“Suppressing your sneeze is definitely not a good idea,” warns Hylke van der Toom, ENT doctor Sint-Augustine Hospital Antwerp, in ‘The World Today’. “A sneeze is a reflex that arises from a stimulus in the nose. The stimulus sends a signal to the brain stem, which then controls the body parts that come into action when sneezing. That happens automatically, you have no control over it.”
“You have to regard the nose as the gatekeeper of the body,” explains van der Toom. “The nose filters, heats and humidifies the air you breathe. That air contains all kinds of substances that can irritate, such as pollen or perfume. Sneezing has a protective function, because when sneezing the substances, which are sometimes dangerous, are released from the “Nose blown. This way they can’t penetrate further into the body. Sneezing can also be accompanied by a lot of force. The dusts sometimes fly out of the nose at speeds of 160 kilometers per hour.”
Sneezing has a protective function, because when sneezing, substances, which are sometimes dangerous, are blown out of the nose.
Precisely because sneezing involves so much force, it is not a good idea, according to van der Toom, to suppress a sneeze. “If you close your mouth convulsively and pinch your nose, the air that leaves your body when you sneeze has nowhere to go. If you then have a weak spot in your skull, for example between your nose and your eye socket or between your nose and your brain, there is a chance that the air pressure in your head will cause a hole.It happens very rarely.But there have been cases of people who have become blind in one eye, have suffered a brain haemorrhage, or have a damaged eardrum. ”
Mouth caps and sneezing in your elbow
Sneezing can indeed spread virus particles. That is also the reason why we have to wear mouth caps in times of corona. “They are very effective”, confirms van der Toom. “Just like the tip to sneeze in your elbow. Since corona measures have been taken, we have seen much fewer people in hospital with colds or respiratory infections. It proves that mouth caps and sneezing in your elbow help to prevent infections.”
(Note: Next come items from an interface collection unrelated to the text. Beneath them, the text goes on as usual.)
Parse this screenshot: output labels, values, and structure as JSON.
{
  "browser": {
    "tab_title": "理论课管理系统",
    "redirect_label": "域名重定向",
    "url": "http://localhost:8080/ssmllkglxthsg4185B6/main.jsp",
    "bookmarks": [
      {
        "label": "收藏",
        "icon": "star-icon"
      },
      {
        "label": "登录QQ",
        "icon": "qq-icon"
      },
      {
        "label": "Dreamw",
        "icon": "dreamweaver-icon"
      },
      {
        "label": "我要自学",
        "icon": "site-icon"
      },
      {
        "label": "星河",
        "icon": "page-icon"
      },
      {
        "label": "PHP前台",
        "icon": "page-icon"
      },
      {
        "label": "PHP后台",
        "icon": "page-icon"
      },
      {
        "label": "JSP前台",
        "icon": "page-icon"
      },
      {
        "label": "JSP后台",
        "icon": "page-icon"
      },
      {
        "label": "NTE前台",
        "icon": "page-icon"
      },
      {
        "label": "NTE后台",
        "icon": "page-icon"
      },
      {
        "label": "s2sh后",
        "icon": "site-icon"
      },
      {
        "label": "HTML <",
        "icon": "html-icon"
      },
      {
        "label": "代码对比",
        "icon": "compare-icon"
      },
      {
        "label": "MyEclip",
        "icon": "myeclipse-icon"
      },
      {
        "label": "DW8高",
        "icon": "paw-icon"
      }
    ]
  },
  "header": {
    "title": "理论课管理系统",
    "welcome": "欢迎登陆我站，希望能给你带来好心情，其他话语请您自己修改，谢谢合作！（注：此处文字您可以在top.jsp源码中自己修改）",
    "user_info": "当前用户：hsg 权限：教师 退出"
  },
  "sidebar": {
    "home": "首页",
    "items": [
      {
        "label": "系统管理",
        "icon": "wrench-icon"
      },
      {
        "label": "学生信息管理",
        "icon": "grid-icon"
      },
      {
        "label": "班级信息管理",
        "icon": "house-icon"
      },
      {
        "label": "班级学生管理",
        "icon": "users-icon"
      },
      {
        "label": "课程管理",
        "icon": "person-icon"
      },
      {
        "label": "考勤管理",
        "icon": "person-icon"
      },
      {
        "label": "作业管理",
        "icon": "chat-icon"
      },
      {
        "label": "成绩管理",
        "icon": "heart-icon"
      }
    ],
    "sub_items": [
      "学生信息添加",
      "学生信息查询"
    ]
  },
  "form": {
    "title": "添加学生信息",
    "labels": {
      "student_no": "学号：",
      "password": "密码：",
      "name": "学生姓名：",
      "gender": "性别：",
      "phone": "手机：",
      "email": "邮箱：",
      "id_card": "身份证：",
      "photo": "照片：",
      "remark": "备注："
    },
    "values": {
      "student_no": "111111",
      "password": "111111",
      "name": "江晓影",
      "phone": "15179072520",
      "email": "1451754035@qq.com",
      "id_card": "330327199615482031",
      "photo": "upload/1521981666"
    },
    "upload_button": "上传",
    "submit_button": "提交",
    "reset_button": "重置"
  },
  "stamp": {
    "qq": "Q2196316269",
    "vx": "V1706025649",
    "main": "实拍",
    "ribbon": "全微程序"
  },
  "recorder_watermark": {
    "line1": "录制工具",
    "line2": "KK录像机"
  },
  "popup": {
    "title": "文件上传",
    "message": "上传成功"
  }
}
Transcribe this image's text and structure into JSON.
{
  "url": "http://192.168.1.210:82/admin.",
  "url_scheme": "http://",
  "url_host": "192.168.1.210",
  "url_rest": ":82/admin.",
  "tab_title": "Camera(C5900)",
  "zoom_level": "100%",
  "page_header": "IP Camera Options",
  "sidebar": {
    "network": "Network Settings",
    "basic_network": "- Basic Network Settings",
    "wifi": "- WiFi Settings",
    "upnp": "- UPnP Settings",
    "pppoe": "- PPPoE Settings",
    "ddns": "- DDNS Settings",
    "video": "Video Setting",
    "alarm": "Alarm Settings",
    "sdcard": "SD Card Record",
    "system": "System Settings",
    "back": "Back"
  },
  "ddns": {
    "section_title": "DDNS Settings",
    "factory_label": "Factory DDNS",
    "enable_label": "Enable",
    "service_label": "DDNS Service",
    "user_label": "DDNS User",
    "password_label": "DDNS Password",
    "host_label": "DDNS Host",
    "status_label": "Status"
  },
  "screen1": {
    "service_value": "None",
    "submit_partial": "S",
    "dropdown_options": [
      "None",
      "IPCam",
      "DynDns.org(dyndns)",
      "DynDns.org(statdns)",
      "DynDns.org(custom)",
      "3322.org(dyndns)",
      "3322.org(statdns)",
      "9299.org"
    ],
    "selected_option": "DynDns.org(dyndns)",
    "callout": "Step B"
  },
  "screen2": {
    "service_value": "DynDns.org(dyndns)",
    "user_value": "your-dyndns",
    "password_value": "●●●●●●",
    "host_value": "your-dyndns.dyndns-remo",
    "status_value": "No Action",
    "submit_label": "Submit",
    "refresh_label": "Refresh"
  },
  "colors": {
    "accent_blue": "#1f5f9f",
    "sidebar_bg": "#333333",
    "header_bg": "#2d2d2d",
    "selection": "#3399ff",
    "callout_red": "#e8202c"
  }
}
Listen to the conversation with Hylke van der Toom in ‘The World Today’ via Radio 1 Select
Source: vrtnws.be and ‘The World Today’